He’s got more in this vein. It’s always been a bit odd that those most inclined to tout their credentials as would-be spreaders of democracy throughout the Arab world are also those least inclined to be at all sensitive to actual Arab public opinion.
Wow. Despite requests from essentially everybody to avoid appointing a senator to fill Barack Obama’s senate seat, Ron Blagojevic has decided to tap Illinois Attorney-General Roland Burris to the seat. Back in 2002, Burris ran against Blagojevic in the primary with Obama’s support. The Senate Democrats aren’t happy:
The Democratic leaders of the Senate repeated that view on Tuesday, issuing a statement saying it was “truly regrettable that despite requests from all 50 Democratic Senators and public officials throughout Illinois, Governor Blagojevich would take the imprudent step of appointing someone to the United States Senate who would serve under a shadow and be plagued by questions of impropriety.”
The statement continued, “We say this without prejudice toward Roland Burris’s ability, and we respect his years of public service.

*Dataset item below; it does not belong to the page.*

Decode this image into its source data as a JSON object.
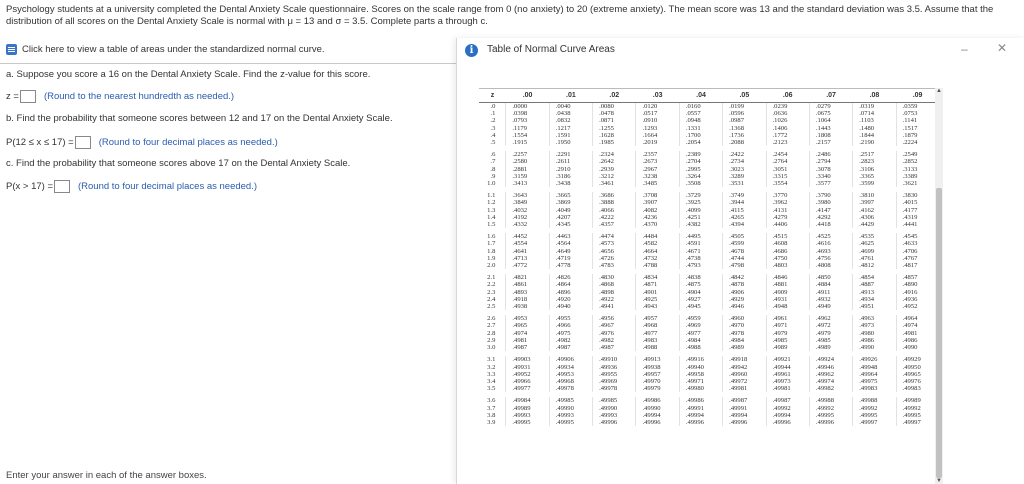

But this is not about Mr. Burris; it is about the integrity of a governor accused of attempting to sell this United States Senate seat. Under these circumstances, anyone appointed by Gov. Blagojevich cannot be an effective representative of the people of Illinois and, as we have said, will not be seated by the Democratic Caucus.”
The leaders concluded by saying the appointment was “unfair to Mr. Burris, it is unfair to the people of Illinois and it will ultimately not stand.” They called on the governor once again to resign.
What a weird development. Part of the shame of it is that Burris seems like a perfectly well-qualified choice, but the circumstances put him under an unavoidable cloud of suspicion.